The California Air Resources Board (CARB) says it will issue the first compliance offset credits eligible for use in California’s cap-and-trade greenhouse gas emissions reduction program by the end of the month.
The first batch of 600,000 offsets includes a combination of early action projects and compliance offset projects.
Carbon offset credits are issued for GHG reductions that take place in sectors not covered under the state’s cap-and-trade program. Each credit represents 1 metric ton of carbon dioxide and only carbon offset credits issued by CARB are considered compliance offset credits.
CARB Chair Mary D. Nichols says the offsets have undergone “the most rigorous verification of any existing program.” The evaluation process included third-party verification to ensure that the offset credits achieve real GHG reductions under CARB-approved protocols.
Covered facilities may use carbon offsets to cover up to 8 percent of their compliance obligation. Carbon offsets also act as a cost-control measure for covered facilities because offsets generally cost less than allowances, which are issued by the state.
The offsets come from projects that provide additional environmental benefits beyond reducing GHGs. These include protecting the ozone layer or supporting improved forest management, which upgrades water quality and habitat.
The first compliance offset credits are all for projects developed under the Ozone Depleting Substances Protocol. This protocol requires the destruction of potent GHGs that leak into the atmosphere. Eligible ozone depleting substances have been used as refrigerants and as foam-blowing agents. Their release into the atmosphere damages the earth’s ozone layer and also contributes to global warming.
Early action projects are GHG reductions generated under CARB-approved voluntary carbon registry protocols. These credits for early action recognize that real and verified greenhouse gas reductions were made in good faith before the cap-and-trade program began.

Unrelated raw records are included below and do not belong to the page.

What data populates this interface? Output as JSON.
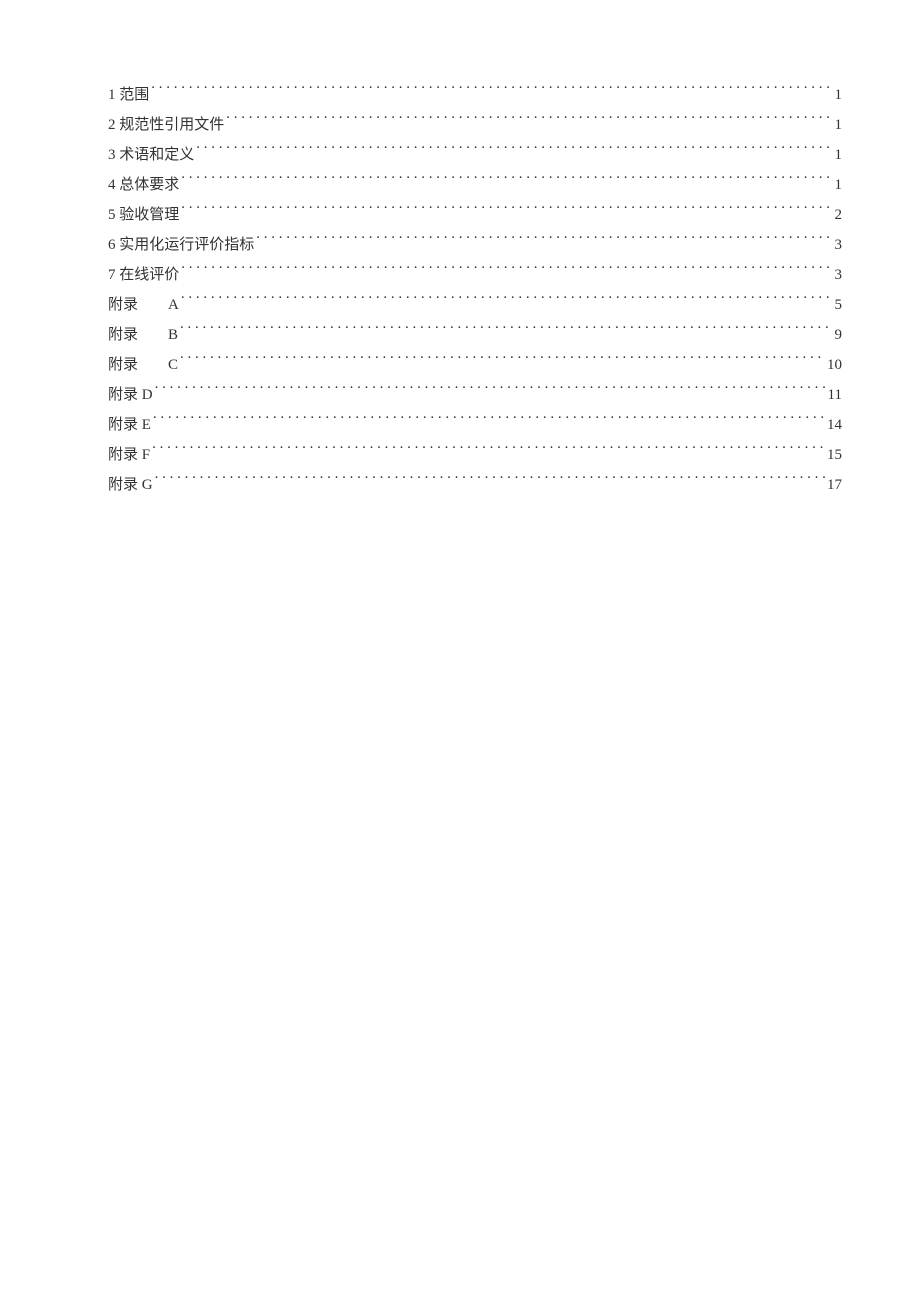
{
  "toc": {
    "items": [
      {
        "label": "1 范围",
        "page": "1",
        "gap": ""
      },
      {
        "label": "2 规范性引用文件",
        "page": "1",
        "gap": ""
      },
      {
        "label": "3 术语和定义",
        "page": "1",
        "gap": ""
      },
      {
        "label": "4 总体要求",
        "page": "1",
        "gap": ""
      },
      {
        "label": "5 验收管理",
        "page": "2",
        "gap": ""
      },
      {
        "label": "6 实用化运行评价指标",
        "page": "3",
        "gap": ""
      },
      {
        "label": "7 在线评价",
        "page": "3",
        "gap": ""
      },
      {
        "label": "附录　　A",
        "page": "5",
        "gap": ""
      },
      {
        "label": "附录　　B",
        "page": "9",
        "gap": ""
      },
      {
        "label": "附录　　C",
        "page": "10",
        "gap": ""
      },
      {
        "label": "附录 D",
        "page": "11",
        "gap": ""
      },
      {
        "label": "附录 E",
        "page": "14",
        "gap": ""
      },
      {
        "label": "附录 F",
        "page": "15",
        "gap": ""
      },
      {
        "label": "附录 G",
        "page": "17",
        "gap": ""
      }
    ]
  }
}
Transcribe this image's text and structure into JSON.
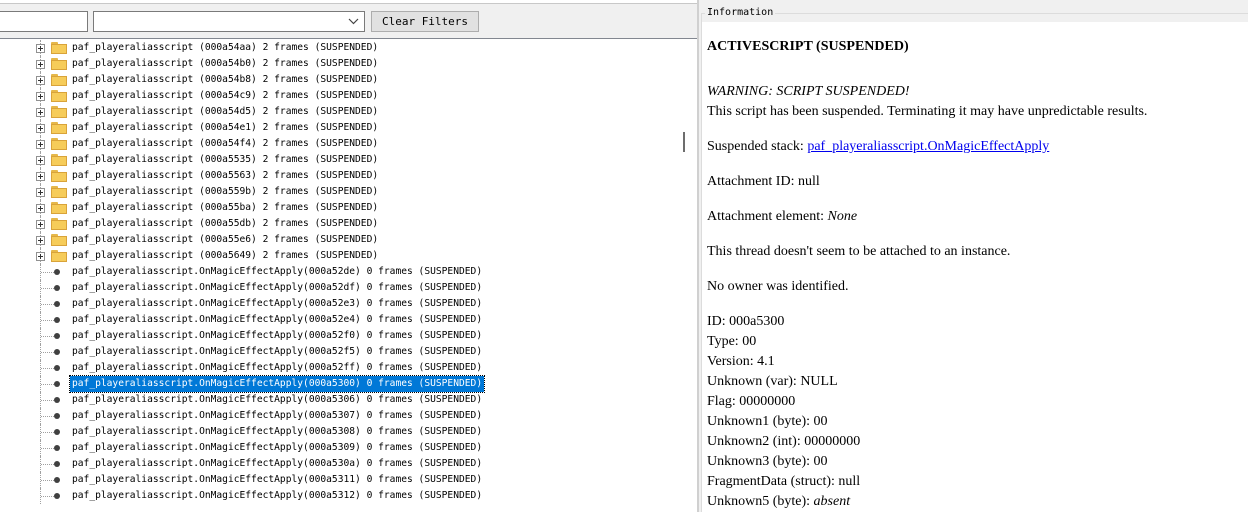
{
  "filter": {
    "text_value": "",
    "combo_value": "",
    "clear_label": "Clear Filters"
  },
  "tree": {
    "items": [
      {
        "label": "paf_playeraliasscript (000a54aa) 2 frames (SUSPENDED)",
        "kind": "folder"
      },
      {
        "label": "paf_playeraliasscript (000a54b0) 2 frames (SUSPENDED)",
        "kind": "folder"
      },
      {
        "label": "paf_playeraliasscript (000a54b8) 2 frames (SUSPENDED)",
        "kind": "folder"
      },
      {
        "label": "paf_playeraliasscript (000a54c9) 2 frames (SUSPENDED)",
        "kind": "folder"
      },
      {
        "label": "paf_playeraliasscript (000a54d5) 2 frames (SUSPENDED)",
        "kind": "folder"
      },
      {
        "label": "paf_playeraliasscript (000a54e1) 2 frames (SUSPENDED)",
        "kind": "folder"
      },
      {
        "label": "paf_playeraliasscript (000a54f4) 2 frames (SUSPENDED)",
        "kind": "folder"
      },
      {
        "label": "paf_playeraliasscript (000a5535) 2 frames (SUSPENDED)",
        "kind": "folder"
      },
      {
        "label": "paf_playeraliasscript (000a5563) 2 frames (SUSPENDED)",
        "kind": "folder"
      },
      {
        "label": "paf_playeraliasscript (000a559b) 2 frames (SUSPENDED)",
        "kind": "folder"
      },
      {
        "label": "paf_playeraliasscript (000a55ba) 2 frames (SUSPENDED)",
        "kind": "folder"
      },
      {
        "label": "paf_playeraliasscript (000a55db) 2 frames (SUSPENDED)",
        "kind": "folder"
      },
      {
        "label": "paf_playeraliasscript (000a55e6) 2 frames (SUSPENDED)",
        "kind": "folder"
      },
      {
        "label": "paf_playeraliasscript (000a5649) 2 frames (SUSPENDED)",
        "kind": "folder"
      },
      {
        "label": "paf_playeraliasscript.OnMagicEffectApply(000a52de) 0 frames (SUSPENDED)",
        "kind": "leaf"
      },
      {
        "label": "paf_playeraliasscript.OnMagicEffectApply(000a52df) 0 frames (SUSPENDED)",
        "kind": "leaf"
      },
      {
        "label": "paf_playeraliasscript.OnMagicEffectApply(000a52e3) 0 frames (SUSPENDED)",
        "kind": "leaf"
      },
      {
        "label": "paf_playeraliasscript.OnMagicEffectApply(000a52e4) 0 frames (SUSPENDED)",
        "kind": "leaf"
      },
      {
        "label": "paf_playeraliasscript.OnMagicEffectApply(000a52f0) 0 frames (SUSPENDED)",
        "kind": "leaf"
      },
      {
        "label": "paf_playeraliasscript.OnMagicEffectApply(000a52f5) 0 frames (SUSPENDED)",
        "kind": "leaf"
      },
      {
        "label": "paf_playeraliasscript.OnMagicEffectApply(000a52ff) 0 frames (SUSPENDED)",
        "kind": "leaf"
      },
      {
        "label": "paf_playeraliasscript.OnMagicEffectApply(000a5300) 0 frames (SUSPENDED)",
        "kind": "leaf",
        "selected": true
      },
      {
        "label": "paf_playeraliasscript.OnMagicEffectApply(000a5306) 0 frames (SUSPENDED)",
        "kind": "leaf"
      },
      {
        "label": "paf_playeraliasscript.OnMagicEffectApply(000a5307) 0 frames (SUSPENDED)",
        "kind": "leaf"
      },
      {
        "label": "paf_playeraliasscript.OnMagicEffectApply(000a5308) 0 frames (SUSPENDED)",
        "kind": "leaf"
      },
      {
        "label": "paf_playeraliasscript.OnMagicEffectApply(000a5309) 0 frames (SUSPENDED)",
        "kind": "leaf"
      },
      {
        "label": "paf_playeraliasscript.OnMagicEffectApply(000a530a) 0 frames (SUSPENDED)",
        "kind": "leaf"
      },
      {
        "label": "paf_playeraliasscript.OnMagicEffectApply(000a5311) 0 frames (SUSPENDED)",
        "kind": "leaf"
      },
      {
        "label": "paf_playeraliasscript.OnMagicEffectApply(000a5312) 0 frames (SUSPENDED)",
        "kind": "leaf"
      }
    ]
  },
  "info": {
    "group_title": "Information",
    "heading": "ACTIVESCRIPT (SUSPENDED)",
    "warning": "WARNING: SCRIPT SUSPENDED!",
    "warning_detail": "This script has been suspended. Terminating it may have unpredictable results.",
    "stack_label": "Suspended stack: ",
    "stack_link": "paf_playeraliasscript.OnMagicEffectApply",
    "attachment_id": "Attachment ID: null",
    "attachment_element_label": "Attachment element: ",
    "attachment_element_value": "None",
    "thread_note": "This thread doesn't seem to be attached to an instance.",
    "owner_note": "No owner was identified.",
    "fields": [
      {
        "label": "ID: ",
        "value": "000a5300",
        "italic": false
      },
      {
        "label": "Type: ",
        "value": "00",
        "italic": false
      },
      {
        "label": "Version: ",
        "value": "4.1",
        "italic": false
      },
      {
        "label": "Unknown (var): ",
        "value": "NULL",
        "italic": false
      },
      {
        "label": "Flag: ",
        "value": "00000000",
        "italic": false
      },
      {
        "label": "Unknown1 (byte): ",
        "value": "00",
        "italic": false
      },
      {
        "label": "Unknown2 (int): ",
        "value": "00000000",
        "italic": false
      },
      {
        "label": "Unknown3 (byte): ",
        "value": "00",
        "italic": false
      },
      {
        "label": "FragmentData (struct): ",
        "value": "null",
        "italic": false
      },
      {
        "label": "Unknown5 (byte): ",
        "value": "absent",
        "italic": true
      }
    ]
  }
}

For carbon offset projects to be considered for CARB offset credits, they must first be registered with a CARB-approved carbon registry. Each project developer must then provide a complete history of the project. The documentation and the project site itself must be evaluated by CARB trained, independent, third-party verifiers.
CARB staff then review each project as well.
CARB compliance offset credits will be issued within the Compliance Instrument Tracking System Service (CITSS), the same system in which state-issued allowances reside. Once the determination to issue credits is made by CARB, it can take up to 30 days for the credits to be placed in the holder’s account in CITSS.